Reproduce the records below exactly as they are written.

==============================

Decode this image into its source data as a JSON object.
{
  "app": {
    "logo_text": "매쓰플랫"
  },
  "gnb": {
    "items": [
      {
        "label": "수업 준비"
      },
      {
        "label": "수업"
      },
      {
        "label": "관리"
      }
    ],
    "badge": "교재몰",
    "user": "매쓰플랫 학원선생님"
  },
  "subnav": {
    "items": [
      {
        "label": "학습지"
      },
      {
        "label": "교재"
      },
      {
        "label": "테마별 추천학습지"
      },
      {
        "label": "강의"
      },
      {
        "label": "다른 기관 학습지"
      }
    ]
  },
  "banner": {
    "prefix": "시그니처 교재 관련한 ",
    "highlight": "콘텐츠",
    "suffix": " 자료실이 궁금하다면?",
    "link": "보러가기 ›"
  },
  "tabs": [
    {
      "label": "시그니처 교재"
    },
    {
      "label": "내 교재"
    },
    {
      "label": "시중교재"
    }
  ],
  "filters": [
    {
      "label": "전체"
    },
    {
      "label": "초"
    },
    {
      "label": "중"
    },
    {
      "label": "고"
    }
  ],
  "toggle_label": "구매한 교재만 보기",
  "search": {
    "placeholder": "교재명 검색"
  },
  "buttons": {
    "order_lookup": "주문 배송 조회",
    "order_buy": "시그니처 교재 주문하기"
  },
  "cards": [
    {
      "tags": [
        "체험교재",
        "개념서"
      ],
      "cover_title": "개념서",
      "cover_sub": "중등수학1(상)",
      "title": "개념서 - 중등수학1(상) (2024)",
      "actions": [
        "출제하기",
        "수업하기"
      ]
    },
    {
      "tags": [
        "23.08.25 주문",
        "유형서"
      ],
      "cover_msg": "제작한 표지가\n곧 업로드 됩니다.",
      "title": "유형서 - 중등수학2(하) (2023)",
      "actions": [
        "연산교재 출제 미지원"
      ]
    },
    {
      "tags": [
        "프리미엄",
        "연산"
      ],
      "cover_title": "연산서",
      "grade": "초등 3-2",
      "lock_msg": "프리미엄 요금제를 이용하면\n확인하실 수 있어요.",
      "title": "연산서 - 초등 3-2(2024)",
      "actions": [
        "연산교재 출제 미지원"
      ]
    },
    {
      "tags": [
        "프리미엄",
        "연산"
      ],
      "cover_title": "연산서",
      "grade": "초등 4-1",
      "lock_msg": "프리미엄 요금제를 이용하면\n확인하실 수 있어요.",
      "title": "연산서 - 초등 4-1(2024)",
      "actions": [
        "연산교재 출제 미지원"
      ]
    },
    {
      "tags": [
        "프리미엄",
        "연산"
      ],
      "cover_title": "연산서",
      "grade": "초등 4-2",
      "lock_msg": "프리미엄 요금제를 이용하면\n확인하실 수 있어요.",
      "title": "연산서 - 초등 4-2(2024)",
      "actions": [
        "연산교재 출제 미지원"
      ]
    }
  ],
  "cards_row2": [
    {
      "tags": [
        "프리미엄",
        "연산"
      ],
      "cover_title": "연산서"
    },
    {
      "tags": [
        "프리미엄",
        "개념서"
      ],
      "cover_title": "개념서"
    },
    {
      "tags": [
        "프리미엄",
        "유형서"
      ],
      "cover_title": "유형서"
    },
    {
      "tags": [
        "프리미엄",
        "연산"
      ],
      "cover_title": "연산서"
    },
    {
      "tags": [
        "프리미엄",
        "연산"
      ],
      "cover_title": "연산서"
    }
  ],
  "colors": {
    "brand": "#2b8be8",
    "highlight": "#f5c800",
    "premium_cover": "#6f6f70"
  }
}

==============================

### Answer section
Decode this image into its source data as a JSON object.
{
  "app": {
    "logo_text": "매쓰플랫"
  },
  "gnb": {
    "items": [
      {
        "label": "수업 준비"
      },
      {
        "label": "수업"
      },
      {
        "label": "관리"
      }
    ],
    "badge": "교재몰",
    "user": "매쓰플랫 학원선생님"
  },
  "subnav": {
    "items": [
      {
        "label": "학습지"
      },
      {
        "label": "교재"
      },
      {
        "label": "테마별 추천학습지"
      },
      {
        "label": "강의"
      },
      {
        "label": "다른 기관 학습지"
      }
    ]
  },
  "banner": {
    "prefix": "시그니처 교재 관련한 ",
    "highlight": "콘텐츠",
    "suffix": " 자료실이 궁금하다면?",
    "link": "보러가기 ›"
  },
  "tabs": [
    {
      "label": "시그니처 교재"
    },
    {
      "label": "내 교재"
    },
    {
      "label": "시중교재"
    }
  ],
  "filters": [
    {
      "label": "전체"
    },
    {
      "label": "초"
    },
    {
      "label": "중"
    },
    {
      "label": "고"
    }
  ],
  "toggle_label": "구매한 교재만 보기",
  "search": {
    "placeholder": "교재명 검색"
  },
  "buttons": {
    "order_lookup": "주문 배송 조회",
    "order_buy": "시그니처 교재 주문하기"
  },
  "cards": [
    {
      "tags": [
        "체험교재",
        "개념서"
      ],
      "cover_title": "개념서",
      "cover_sub": "중등수학1(상)",
      "title": "개념서 - 중등수학1(상) (2024)",
      "actions": [
        "출제하기",
        "수업하기"
      ]
    },
    {
      "tags": [
        "23.08.25 주문",
        "유형서"
      ],
      "cover_msg": "제작한 표지가\n곧 업로드 됩니다.",
      "title": "유형서 - 중등수학2(하) (2023)",
      "actions": [
        "연산교재 출제 미지원"
      ]
    },
    {
      "tags": [
        "프리미엄",
        "연산"
      ],
      "cover_title": "연산서",
      "grade": "초등 3-2",
      "lock_msg": "프리미엄 요금제를 이용하면\n확인하실 수 있어요.",
      "title": "연산서 - 초등 3-2(2024)",
      "actions": [
        "연산교재 출제 미지원"
      ]
    },
    {
      "tags": [
        "프리미엄",
        "연산"
      ],
      "cover_title": "연산서",
      "grade": "초등 4-1",
      "lock_msg": "프리미엄 요금제를 이용하면\n확인하실 수 있어요.",
      "title": "연산서 - 초등 4-1(2024)",
      "actions": [
        "연산교재 출제 미지원"
      ]
    },
    {
      "tags": [
        "프리미엄",
        "연산"
      ],
      "cover_title": "연산서",
      "grade": "초등 4-2",
      "lock_msg": "프리미엄 요금제를 이용하면\n확인하실 수 있어요.",
      "title": "연산서 - 초등 4-2(2024)",
      "actions": [
        "연산교재 출제 미지원"
      ]
    }
  ],
  "cards_row2": [
    {
      "tags": [
        "프리미엄",
        "연산"
      ],
      "cover_title": "연산서"
    },
    {
      "tags": [
        "프리미엄",
        "개념서"
      ],
      "cover_title": "개념서"
    },
    {
      "tags": [
        "프리미엄",
        "유형서"
      ],
      "cover_title": "유형서"
    },
    {
      "tags": [
        "프리미엄",
        "연산"
      ],
      "cover_title": "연산서"
    },
    {
      "tags": [
        "프리미엄",
        "연산"
      ],
      "cover_title": "연산서"
    }
  ],
  "colors": {
    "brand": "#2b8be8",
    "highlight": "#f5c800",
    "premium_cover": "#6f6f70"
  }
}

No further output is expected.